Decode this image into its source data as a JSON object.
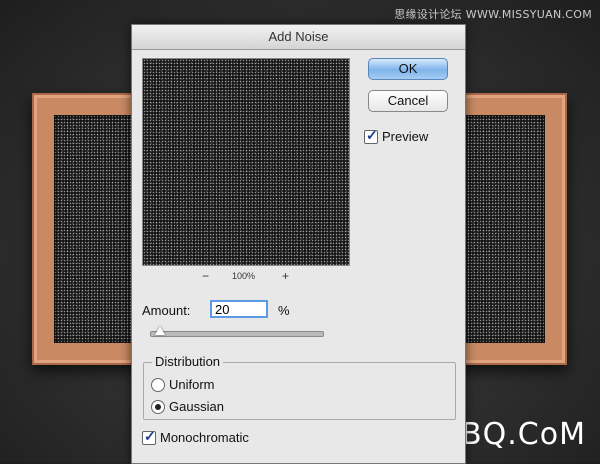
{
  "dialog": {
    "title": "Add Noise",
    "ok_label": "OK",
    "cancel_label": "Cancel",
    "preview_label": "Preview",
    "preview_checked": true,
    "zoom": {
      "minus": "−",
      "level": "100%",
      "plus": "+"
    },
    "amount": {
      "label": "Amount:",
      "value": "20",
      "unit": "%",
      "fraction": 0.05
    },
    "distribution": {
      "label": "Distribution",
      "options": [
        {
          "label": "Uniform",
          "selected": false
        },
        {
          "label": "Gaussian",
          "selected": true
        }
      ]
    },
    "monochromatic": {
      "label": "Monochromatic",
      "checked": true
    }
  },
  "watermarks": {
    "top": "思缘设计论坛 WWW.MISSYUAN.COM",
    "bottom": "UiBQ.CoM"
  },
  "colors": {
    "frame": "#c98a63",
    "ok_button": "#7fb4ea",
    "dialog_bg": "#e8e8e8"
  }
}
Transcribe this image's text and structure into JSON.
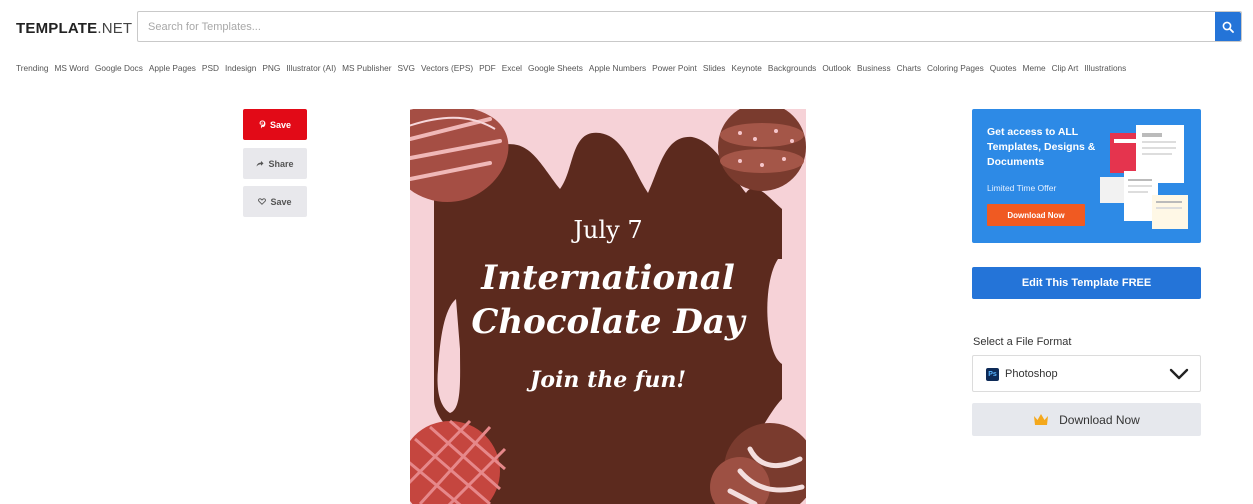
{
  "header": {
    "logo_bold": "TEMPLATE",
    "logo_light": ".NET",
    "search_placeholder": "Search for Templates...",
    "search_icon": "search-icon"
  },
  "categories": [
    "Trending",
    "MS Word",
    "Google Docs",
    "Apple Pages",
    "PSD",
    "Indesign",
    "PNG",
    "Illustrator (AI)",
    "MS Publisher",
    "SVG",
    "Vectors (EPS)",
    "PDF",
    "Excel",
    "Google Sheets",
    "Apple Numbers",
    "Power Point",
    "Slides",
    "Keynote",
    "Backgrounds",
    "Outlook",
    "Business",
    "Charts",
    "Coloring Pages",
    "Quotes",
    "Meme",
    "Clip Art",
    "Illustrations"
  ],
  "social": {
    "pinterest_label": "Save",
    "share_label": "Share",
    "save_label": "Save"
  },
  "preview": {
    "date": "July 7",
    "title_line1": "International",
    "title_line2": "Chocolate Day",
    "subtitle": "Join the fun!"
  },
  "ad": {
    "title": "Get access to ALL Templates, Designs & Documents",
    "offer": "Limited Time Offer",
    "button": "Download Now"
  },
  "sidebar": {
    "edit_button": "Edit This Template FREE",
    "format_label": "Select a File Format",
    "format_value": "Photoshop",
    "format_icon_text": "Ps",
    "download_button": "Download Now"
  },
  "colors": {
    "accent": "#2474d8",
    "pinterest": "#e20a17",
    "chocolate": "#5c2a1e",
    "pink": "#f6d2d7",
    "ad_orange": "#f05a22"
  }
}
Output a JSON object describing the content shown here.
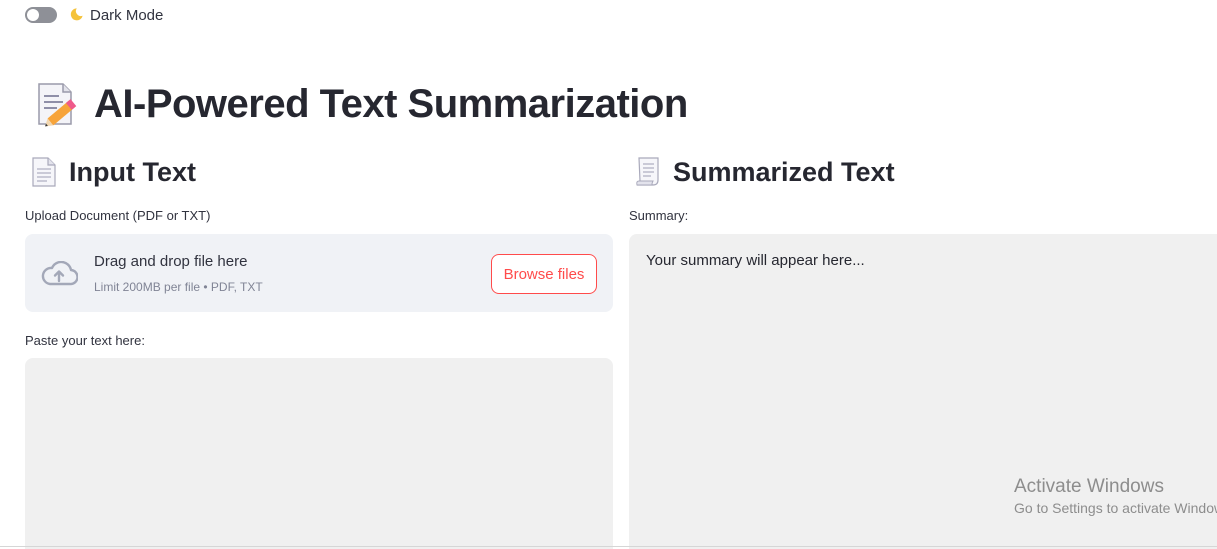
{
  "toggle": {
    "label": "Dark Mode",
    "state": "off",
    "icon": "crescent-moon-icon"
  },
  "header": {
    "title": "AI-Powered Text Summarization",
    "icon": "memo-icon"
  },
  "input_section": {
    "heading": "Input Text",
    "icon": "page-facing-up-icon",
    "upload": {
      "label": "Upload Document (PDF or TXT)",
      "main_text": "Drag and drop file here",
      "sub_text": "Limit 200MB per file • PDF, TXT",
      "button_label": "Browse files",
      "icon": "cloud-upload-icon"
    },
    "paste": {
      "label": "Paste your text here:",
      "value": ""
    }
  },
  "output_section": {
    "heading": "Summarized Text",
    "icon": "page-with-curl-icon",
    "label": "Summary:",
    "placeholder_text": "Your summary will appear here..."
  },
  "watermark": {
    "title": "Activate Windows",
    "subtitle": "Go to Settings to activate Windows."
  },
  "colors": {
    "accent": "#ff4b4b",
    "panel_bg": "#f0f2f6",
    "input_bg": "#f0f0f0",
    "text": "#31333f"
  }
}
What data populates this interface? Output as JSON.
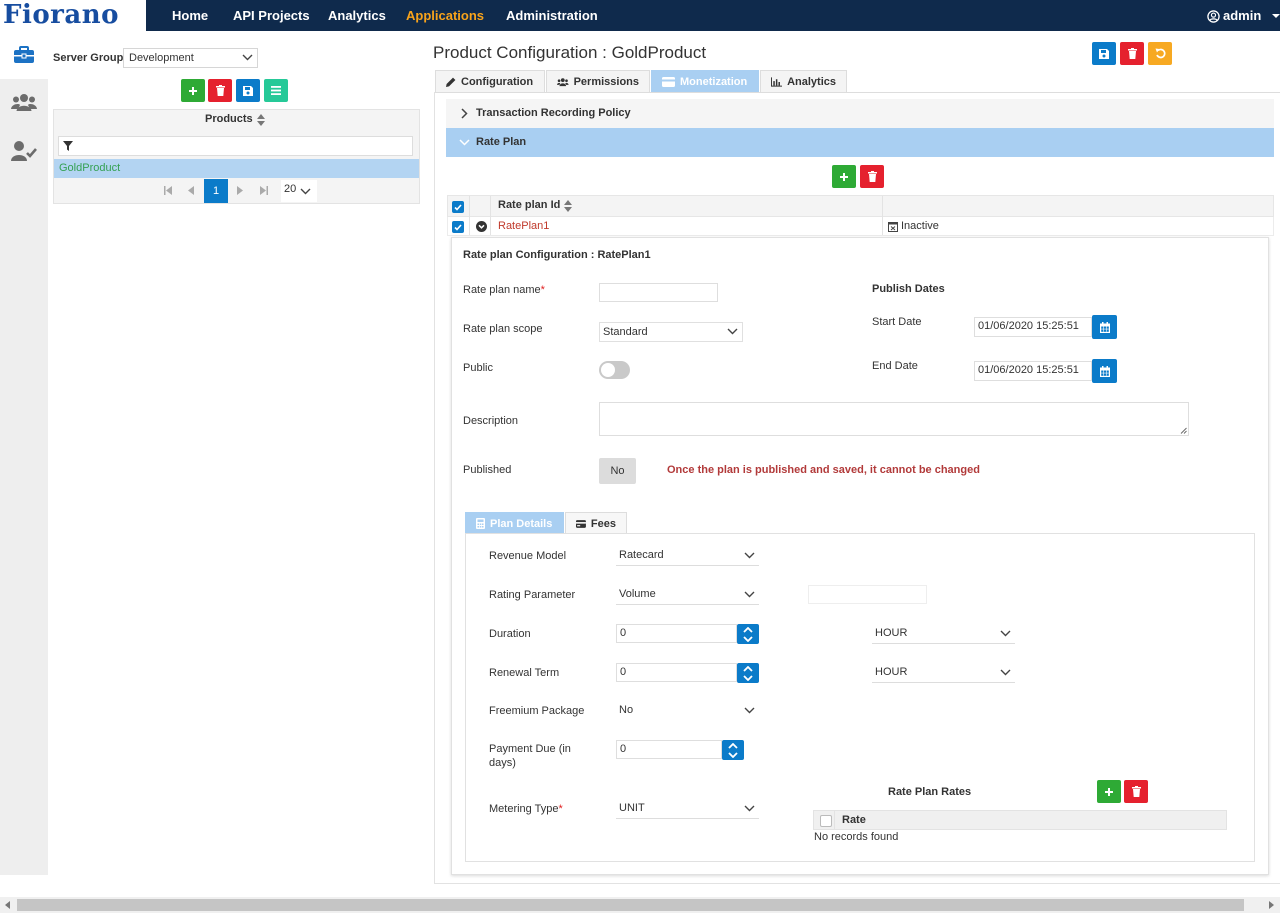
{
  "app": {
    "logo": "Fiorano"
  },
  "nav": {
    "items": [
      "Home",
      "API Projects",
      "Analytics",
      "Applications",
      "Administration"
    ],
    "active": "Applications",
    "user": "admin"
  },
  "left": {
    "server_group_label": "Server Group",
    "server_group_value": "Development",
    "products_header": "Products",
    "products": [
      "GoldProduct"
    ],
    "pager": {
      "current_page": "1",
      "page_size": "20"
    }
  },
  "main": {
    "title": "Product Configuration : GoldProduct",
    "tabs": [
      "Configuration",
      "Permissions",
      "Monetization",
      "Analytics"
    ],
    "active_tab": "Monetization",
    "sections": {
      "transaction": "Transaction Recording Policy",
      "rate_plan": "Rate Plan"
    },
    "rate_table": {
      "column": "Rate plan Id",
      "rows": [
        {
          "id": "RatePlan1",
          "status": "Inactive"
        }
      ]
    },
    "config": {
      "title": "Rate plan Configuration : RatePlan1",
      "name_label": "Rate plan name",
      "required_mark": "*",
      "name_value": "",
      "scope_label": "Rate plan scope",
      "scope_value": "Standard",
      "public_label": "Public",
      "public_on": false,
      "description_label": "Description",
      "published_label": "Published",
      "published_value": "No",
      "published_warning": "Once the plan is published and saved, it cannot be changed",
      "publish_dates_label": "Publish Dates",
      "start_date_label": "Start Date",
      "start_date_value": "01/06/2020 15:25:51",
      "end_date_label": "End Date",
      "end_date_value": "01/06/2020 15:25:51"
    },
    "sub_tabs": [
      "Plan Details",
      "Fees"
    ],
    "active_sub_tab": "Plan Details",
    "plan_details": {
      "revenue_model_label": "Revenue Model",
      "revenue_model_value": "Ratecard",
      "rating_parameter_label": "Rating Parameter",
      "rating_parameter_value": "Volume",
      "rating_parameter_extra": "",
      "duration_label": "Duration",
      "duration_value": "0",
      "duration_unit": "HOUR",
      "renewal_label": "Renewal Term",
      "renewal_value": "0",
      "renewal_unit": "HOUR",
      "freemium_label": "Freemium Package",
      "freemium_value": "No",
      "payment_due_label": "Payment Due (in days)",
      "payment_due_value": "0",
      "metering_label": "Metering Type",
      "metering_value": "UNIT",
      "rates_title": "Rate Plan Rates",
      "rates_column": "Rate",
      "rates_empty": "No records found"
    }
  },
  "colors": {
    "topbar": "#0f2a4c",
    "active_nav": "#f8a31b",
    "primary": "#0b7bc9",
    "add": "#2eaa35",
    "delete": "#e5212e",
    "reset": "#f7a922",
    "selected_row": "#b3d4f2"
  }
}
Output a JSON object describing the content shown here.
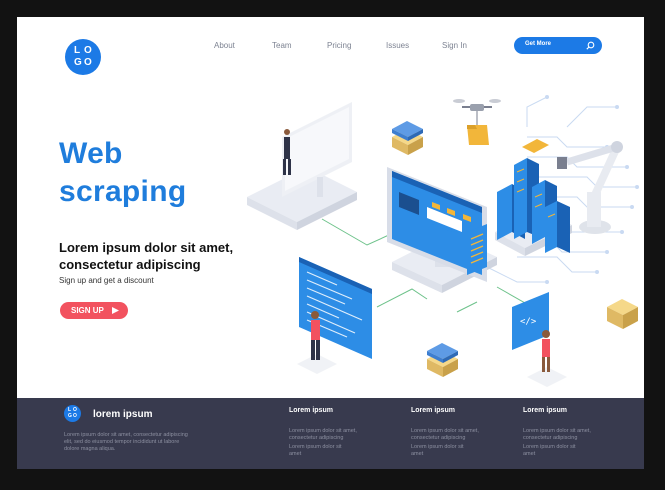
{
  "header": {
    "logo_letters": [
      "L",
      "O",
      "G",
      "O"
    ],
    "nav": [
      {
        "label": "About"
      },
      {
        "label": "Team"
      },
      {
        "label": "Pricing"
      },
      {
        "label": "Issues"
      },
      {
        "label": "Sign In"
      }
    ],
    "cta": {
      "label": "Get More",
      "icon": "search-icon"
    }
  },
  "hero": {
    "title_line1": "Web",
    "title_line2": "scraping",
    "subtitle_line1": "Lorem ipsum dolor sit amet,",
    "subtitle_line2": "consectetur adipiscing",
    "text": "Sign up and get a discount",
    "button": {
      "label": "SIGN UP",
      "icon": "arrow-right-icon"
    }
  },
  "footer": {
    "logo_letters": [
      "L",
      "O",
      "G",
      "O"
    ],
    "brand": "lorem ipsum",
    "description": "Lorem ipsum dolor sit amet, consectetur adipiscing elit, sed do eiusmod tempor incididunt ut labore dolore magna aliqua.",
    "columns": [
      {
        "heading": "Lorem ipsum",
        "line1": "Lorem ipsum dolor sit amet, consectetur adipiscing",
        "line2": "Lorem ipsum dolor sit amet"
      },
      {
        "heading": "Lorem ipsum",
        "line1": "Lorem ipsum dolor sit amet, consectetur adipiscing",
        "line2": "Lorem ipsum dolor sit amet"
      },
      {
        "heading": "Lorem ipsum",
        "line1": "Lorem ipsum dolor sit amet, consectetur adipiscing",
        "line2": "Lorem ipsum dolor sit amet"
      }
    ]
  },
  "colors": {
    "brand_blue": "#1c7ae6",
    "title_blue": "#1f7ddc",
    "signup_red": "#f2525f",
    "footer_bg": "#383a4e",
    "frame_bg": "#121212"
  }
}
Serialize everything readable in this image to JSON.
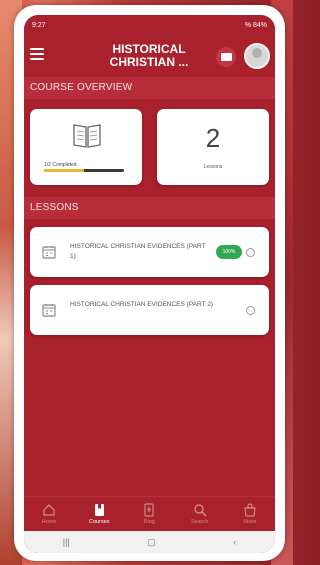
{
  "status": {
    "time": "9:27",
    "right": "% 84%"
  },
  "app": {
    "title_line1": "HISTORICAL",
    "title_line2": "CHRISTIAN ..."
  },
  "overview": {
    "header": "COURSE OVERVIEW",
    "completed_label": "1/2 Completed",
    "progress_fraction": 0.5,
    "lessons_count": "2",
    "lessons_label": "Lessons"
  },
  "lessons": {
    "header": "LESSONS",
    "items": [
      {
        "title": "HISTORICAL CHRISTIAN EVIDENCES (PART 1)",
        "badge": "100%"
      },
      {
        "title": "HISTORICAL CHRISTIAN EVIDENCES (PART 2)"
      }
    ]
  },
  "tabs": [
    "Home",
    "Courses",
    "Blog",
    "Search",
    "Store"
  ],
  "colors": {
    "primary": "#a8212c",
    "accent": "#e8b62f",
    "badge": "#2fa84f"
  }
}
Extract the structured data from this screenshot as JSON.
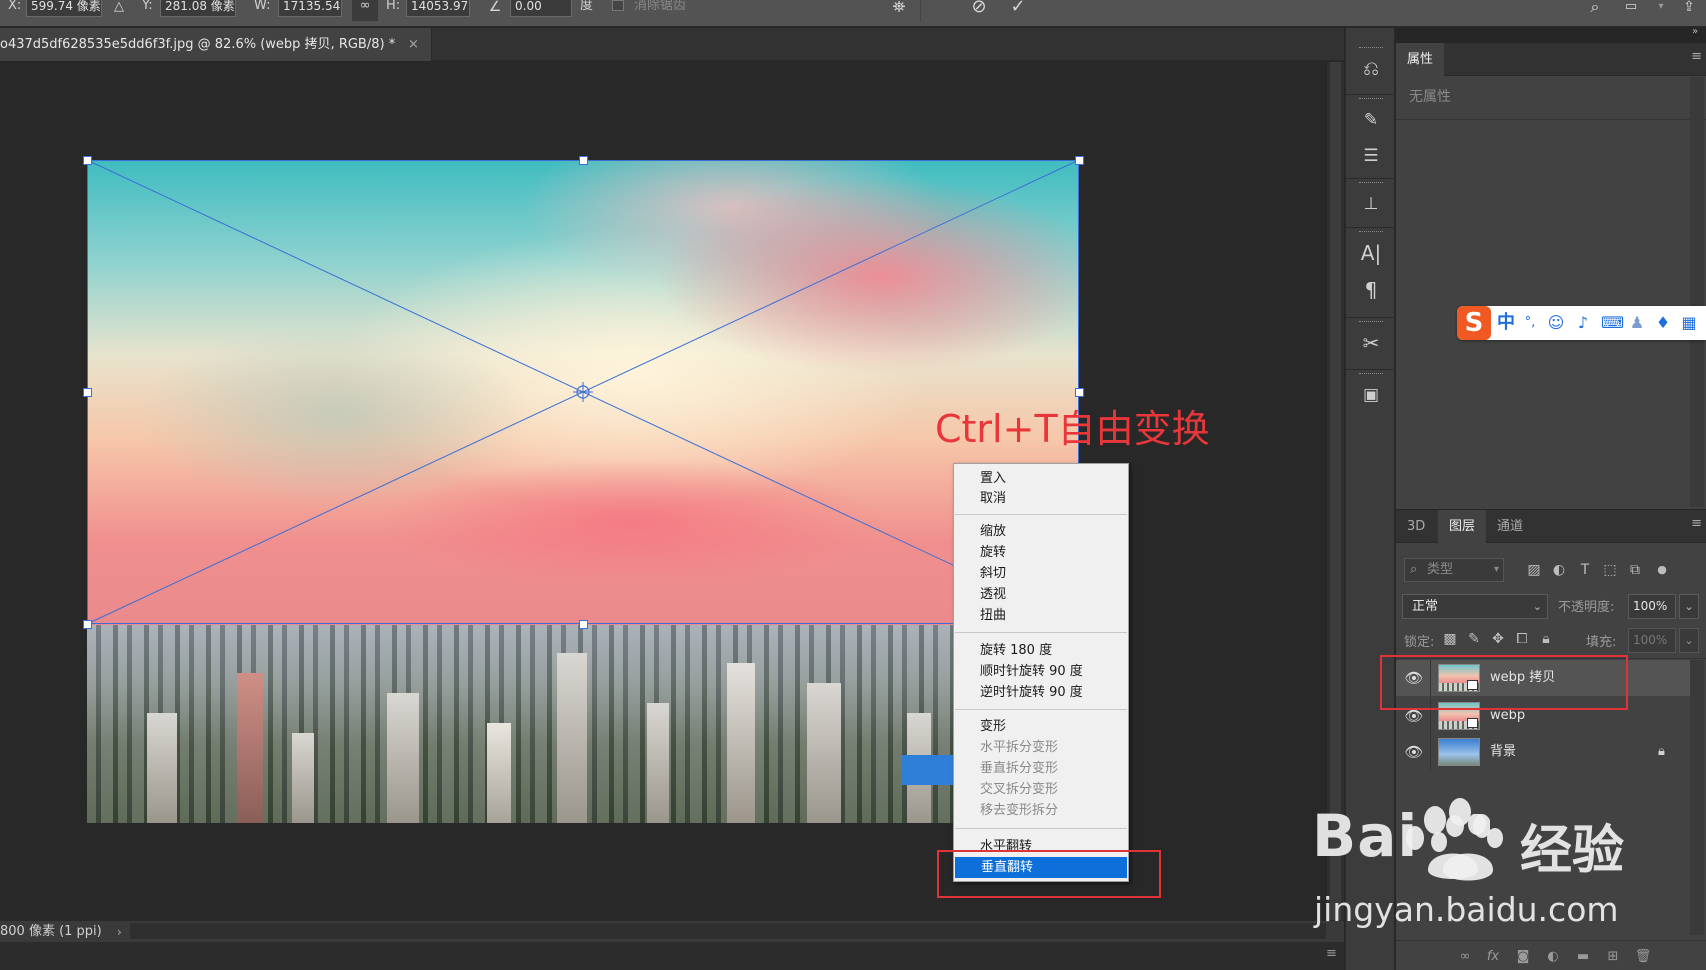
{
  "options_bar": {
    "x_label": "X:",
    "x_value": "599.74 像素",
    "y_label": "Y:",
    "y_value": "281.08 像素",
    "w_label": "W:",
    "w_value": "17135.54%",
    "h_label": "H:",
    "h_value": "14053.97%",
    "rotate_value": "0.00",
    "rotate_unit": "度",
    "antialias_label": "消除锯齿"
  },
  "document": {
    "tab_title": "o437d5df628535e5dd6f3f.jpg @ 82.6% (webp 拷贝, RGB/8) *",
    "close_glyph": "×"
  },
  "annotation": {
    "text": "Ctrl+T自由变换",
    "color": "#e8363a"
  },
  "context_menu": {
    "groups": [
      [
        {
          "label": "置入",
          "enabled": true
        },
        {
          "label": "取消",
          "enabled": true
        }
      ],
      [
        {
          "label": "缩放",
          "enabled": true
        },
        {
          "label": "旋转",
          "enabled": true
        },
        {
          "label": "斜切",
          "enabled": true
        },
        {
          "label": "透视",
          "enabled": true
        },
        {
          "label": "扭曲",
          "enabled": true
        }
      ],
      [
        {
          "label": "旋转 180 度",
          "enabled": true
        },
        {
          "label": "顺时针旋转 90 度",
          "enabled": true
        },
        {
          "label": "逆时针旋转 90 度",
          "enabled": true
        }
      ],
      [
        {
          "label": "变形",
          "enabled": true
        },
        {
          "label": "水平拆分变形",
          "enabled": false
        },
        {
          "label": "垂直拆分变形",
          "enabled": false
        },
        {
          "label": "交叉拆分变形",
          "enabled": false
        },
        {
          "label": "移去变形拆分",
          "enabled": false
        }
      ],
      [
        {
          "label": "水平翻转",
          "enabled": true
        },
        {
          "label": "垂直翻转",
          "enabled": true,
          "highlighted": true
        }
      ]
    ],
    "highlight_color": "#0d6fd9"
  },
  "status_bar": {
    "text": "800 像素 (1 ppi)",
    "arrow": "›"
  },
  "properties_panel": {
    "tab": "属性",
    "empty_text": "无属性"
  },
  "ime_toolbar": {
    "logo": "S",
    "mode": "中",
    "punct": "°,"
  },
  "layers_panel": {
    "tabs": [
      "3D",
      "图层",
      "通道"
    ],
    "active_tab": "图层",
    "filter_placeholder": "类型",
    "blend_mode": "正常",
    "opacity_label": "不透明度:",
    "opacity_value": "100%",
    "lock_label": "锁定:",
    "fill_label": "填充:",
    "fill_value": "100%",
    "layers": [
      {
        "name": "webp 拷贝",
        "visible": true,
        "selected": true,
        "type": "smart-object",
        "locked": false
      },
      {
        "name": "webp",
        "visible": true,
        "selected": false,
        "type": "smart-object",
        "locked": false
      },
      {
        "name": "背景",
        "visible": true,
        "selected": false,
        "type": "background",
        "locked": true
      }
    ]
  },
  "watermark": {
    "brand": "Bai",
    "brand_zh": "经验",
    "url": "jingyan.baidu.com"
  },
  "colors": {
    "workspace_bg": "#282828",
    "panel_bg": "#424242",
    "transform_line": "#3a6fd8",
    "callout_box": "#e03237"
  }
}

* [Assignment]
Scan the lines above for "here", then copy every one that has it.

* [Result of this exercise]
Output a JSON object describing the content shown here.
      "main_text": "Drag and drop file here",
      "label": "Paste your text here:",
    "placeholder_text": "Your summary will appear here..."
Output a JSON object describing the content shown here.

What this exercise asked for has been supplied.